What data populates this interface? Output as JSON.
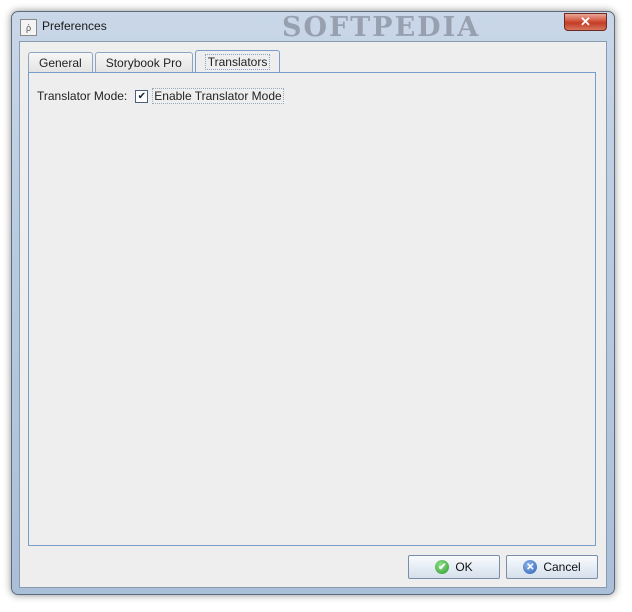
{
  "window": {
    "title": "Preferences",
    "watermark": "SOFTPEDIA",
    "close_glyph": "✕",
    "icon": "app-icon"
  },
  "tabs": [
    {
      "label": "General",
      "active": false
    },
    {
      "label": "Storybook Pro",
      "active": false
    },
    {
      "label": "Translators",
      "active": true
    }
  ],
  "translators": {
    "mode_label": "Translator Mode:",
    "checkbox_label": "Enable Translator Mode",
    "checked": true
  },
  "buttons": {
    "ok_label": "OK",
    "cancel_label": "Cancel"
  },
  "colors": {
    "title_bar": "#b9cbe0",
    "panel": "#eeeeee",
    "close_button": "#c23c25",
    "ok_icon": "#2e9a2a",
    "cancel_icon": "#2c5fb0"
  }
}
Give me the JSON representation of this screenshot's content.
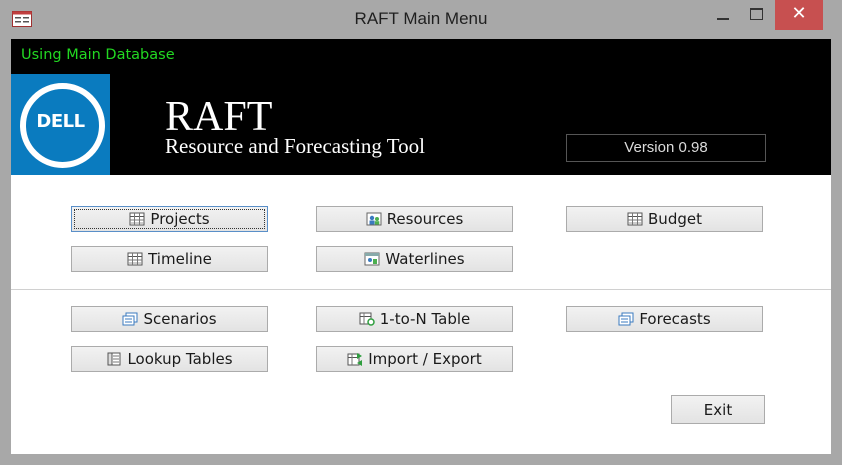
{
  "window": {
    "title": "RAFT Main Menu",
    "close_glyph": "✕"
  },
  "status": {
    "database": "Using Main Database"
  },
  "header": {
    "logo_text": "DELL",
    "title": "RAFT",
    "subtitle": "Resource and Forecasting Tool",
    "version": "Version 0.98",
    "logo_color": "#0a7bbf"
  },
  "buttons": {
    "projects": "Projects",
    "resources": "Resources",
    "budget": "Budget",
    "timeline": "Timeline",
    "waterlines": "Waterlines",
    "scenarios": "Scenarios",
    "one_to_n": "1-to-N Table",
    "forecasts": "Forecasts",
    "lookup_tables": "Lookup Tables",
    "import_export": "Import / Export",
    "exit": "Exit"
  },
  "icons": {
    "projects": "table-icon",
    "resources": "people-icon",
    "budget": "table-icon",
    "timeline": "table-icon",
    "waterlines": "chart-icon",
    "scenarios": "forms-icon",
    "one_to_n": "refresh-table-icon",
    "forecasts": "forms-icon",
    "lookup_tables": "form-icon",
    "import_export": "import-export-icon"
  }
}
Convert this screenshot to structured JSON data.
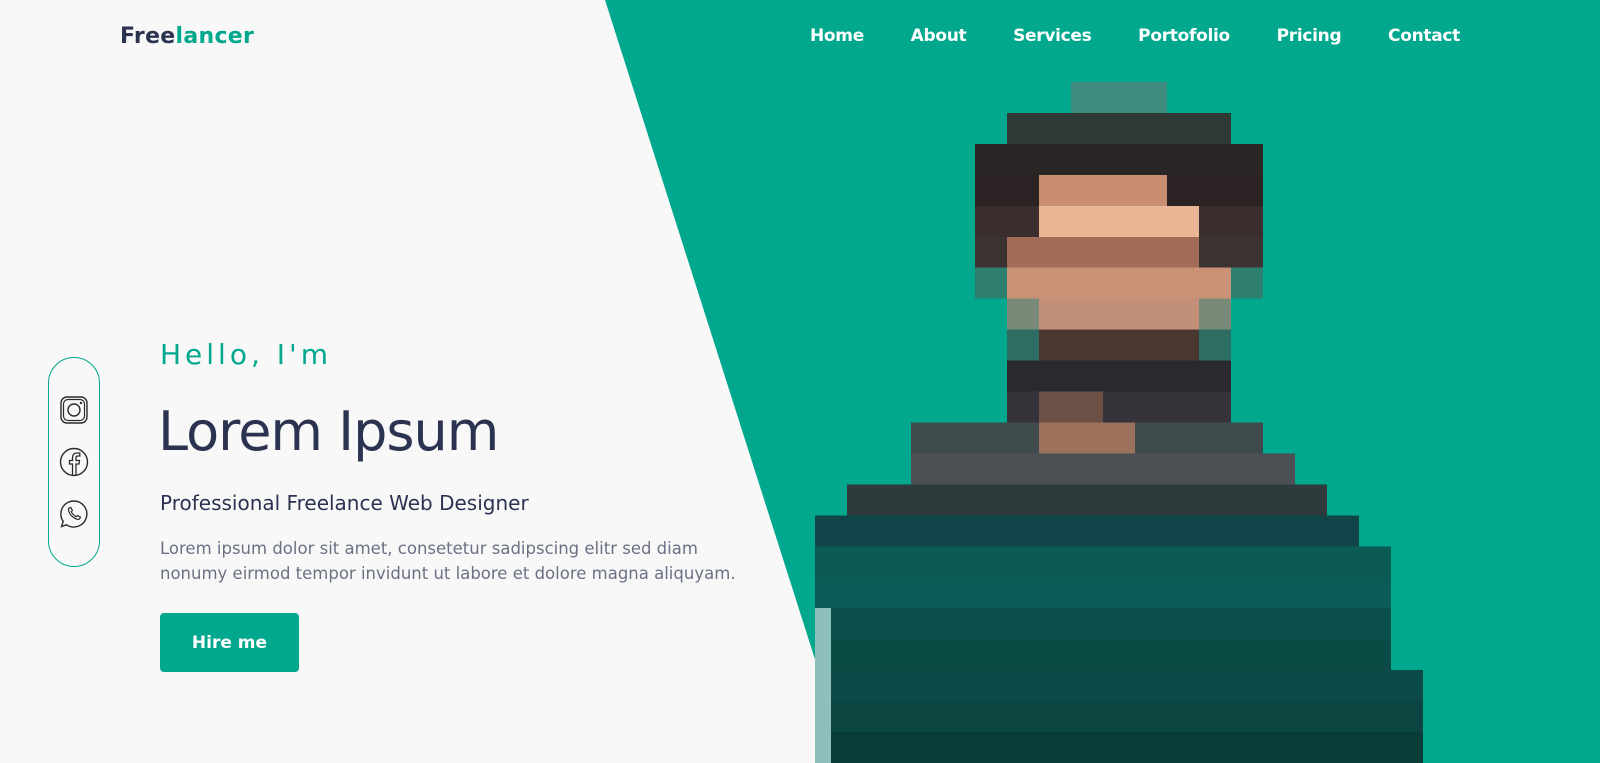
{
  "brand": {
    "part1": "Free",
    "part2": "lancer"
  },
  "nav": {
    "items": [
      {
        "label": "Home"
      },
      {
        "label": "About"
      },
      {
        "label": "Services"
      },
      {
        "label": "Portofolio"
      },
      {
        "label": "Pricing"
      },
      {
        "label": "Contact"
      }
    ]
  },
  "hero": {
    "greeting": "Hello, I'm",
    "name": "Lorem Ipsum",
    "role": "Professional Freelance Web Designer",
    "description": "Lorem ipsum dolor sit amet, consetetur sadipscing elitr sed diam nonumy eirmod tempor invidunt ut labore et dolore magna aliquyam.",
    "cta_label": "Hire me"
  },
  "social": {
    "icons": [
      "instagram-icon",
      "facebook-icon",
      "whatsapp-icon"
    ]
  },
  "colors": {
    "accent": "#02a88d",
    "dark_text": "#2b3350",
    "muted_text": "#6b7184",
    "background": "#f8f8f8"
  }
}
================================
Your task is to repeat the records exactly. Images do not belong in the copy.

▸ Solution below
What data populates this interface? Output as JSON.
{
  "window": {
    "title": "Preferences",
    "watermark": "SOFTPEDIA",
    "close_glyph": "✕",
    "icon": "app-icon"
  },
  "tabs": [
    {
      "label": "General",
      "active": false
    },
    {
      "label": "Storybook Pro",
      "active": false
    },
    {
      "label": "Translators",
      "active": true
    }
  ],
  "translators": {
    "mode_label": "Translator Mode:",
    "checkbox_label": "Enable Translator Mode",
    "checked": true
  },
  "buttons": {
    "ok_label": "OK",
    "cancel_label": "Cancel"
  },
  "colors": {
    "title_bar": "#b9cbe0",
    "panel": "#eeeeee",
    "close_button": "#c23c25",
    "ok_icon": "#2e9a2a",
    "cancel_icon": "#2c5fb0"
  }
}
Give me the JSON representation of this screenshot's content.
{
  "window": {
    "title": "RAFT Main Menu",
    "close_glyph": "✕"
  },
  "status": {
    "database": "Using Main Database"
  },
  "header": {
    "logo_text": "DELL",
    "title": "RAFT",
    "subtitle": "Resource and Forecasting Tool",
    "version": "Version 0.98",
    "logo_color": "#0a7bbf"
  },
  "buttons": {
    "projects": "Projects",
    "resources": "Resources",
    "budget": "Budget",
    "timeline": "Timeline",
    "waterlines": "Waterlines",
    "scenarios": "Scenarios",
    "one_to_n": "1-to-N Table",
    "forecasts": "Forecasts",
    "lookup_tables": "Lookup Tables",
    "import_export": "Import / Export",
    "exit": "Exit"
  },
  "icons": {
    "projects": "table-icon",
    "resources": "people-icon",
    "budget": "table-icon",
    "timeline": "table-icon",
    "waterlines": "chart-icon",
    "scenarios": "forms-icon",
    "one_to_n": "refresh-table-icon",
    "forecasts": "forms-icon",
    "lookup_tables": "form-icon",
    "import_export": "import-export-icon"
  }
}
Convert this screenshot to structured JSON data.
{
  "brand": {
    "part1": "Free",
    "part2": "lancer"
  },
  "nav": {
    "items": [
      {
        "label": "Home"
      },
      {
        "label": "About"
      },
      {
        "label": "Services"
      },
      {
        "label": "Portofolio"
      },
      {
        "label": "Pricing"
      },
      {
        "label": "Contact"
      }
    ]
  },
  "hero": {
    "greeting": "Hello, I'm",
    "name": "Lorem Ipsum",
    "role": "Professional Freelance Web Designer",
    "description": "Lorem ipsum dolor sit amet, consetetur sadipscing elitr sed diam nonumy eirmod tempor invidunt ut labore et dolore magna aliquyam.",
    "cta_label": "Hire me"
  },
  "social": {
    "icons": [
      "instagram-icon",
      "facebook-icon",
      "whatsapp-icon"
    ]
  },
  "colors": {
    "accent": "#02a88d",
    "dark_text": "#2b3350",
    "muted_text": "#6b7184",
    "background": "#f8f8f8"
  }
}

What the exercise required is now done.